→ What needs to be done: What lines of the data below include the word "title"? Report them by copying each.
▬▬▬▬▬▬
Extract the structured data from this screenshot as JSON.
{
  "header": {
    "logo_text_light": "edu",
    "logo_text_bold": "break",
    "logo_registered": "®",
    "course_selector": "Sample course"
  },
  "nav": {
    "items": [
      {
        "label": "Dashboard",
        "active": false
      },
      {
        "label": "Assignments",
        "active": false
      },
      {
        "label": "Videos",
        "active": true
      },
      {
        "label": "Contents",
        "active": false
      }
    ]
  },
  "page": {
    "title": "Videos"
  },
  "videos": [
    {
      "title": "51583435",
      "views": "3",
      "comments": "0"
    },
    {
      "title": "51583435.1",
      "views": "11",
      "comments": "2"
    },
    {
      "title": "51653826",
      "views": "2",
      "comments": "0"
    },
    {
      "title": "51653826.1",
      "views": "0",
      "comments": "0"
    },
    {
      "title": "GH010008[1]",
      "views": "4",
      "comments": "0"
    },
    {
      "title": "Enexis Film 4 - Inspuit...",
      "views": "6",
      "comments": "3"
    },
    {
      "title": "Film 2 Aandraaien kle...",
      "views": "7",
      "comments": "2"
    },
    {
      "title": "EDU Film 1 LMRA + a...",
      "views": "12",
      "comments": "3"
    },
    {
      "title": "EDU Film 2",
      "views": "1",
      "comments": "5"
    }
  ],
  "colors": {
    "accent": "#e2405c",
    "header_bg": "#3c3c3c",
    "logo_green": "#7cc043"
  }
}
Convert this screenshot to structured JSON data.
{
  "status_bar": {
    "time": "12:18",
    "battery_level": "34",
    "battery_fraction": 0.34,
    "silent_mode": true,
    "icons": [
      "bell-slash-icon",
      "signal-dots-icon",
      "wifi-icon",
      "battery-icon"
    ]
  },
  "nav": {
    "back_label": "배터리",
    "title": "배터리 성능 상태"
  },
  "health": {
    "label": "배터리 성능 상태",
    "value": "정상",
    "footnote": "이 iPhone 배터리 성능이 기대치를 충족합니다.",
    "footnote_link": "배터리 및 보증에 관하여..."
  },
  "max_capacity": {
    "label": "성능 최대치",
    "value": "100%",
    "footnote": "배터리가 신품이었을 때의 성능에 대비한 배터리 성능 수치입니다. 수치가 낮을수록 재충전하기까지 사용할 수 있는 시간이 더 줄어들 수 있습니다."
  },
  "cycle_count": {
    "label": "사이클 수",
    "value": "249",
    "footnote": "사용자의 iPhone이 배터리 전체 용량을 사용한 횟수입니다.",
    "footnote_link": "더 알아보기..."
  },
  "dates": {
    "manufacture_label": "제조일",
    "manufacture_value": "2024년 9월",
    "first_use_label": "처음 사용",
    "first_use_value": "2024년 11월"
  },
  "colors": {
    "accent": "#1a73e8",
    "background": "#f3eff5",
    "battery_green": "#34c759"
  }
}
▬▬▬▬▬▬
→ Answer to this exercise:
    "title": "Videos"
      "title": "51583435",
      "title": "51583435.1",
      "title": "51653826",
      "title": "51653826.1",
      "title": "GH010008[1]",
      "title": "Enexis Film 4 - Inspuit...",
      "title": "Film 2 Aandraaien kle...",
      "title": "EDU Film 1 LMRA + a...",
      "title": "EDU Film 2",
    "title": "배터리 성능 상태"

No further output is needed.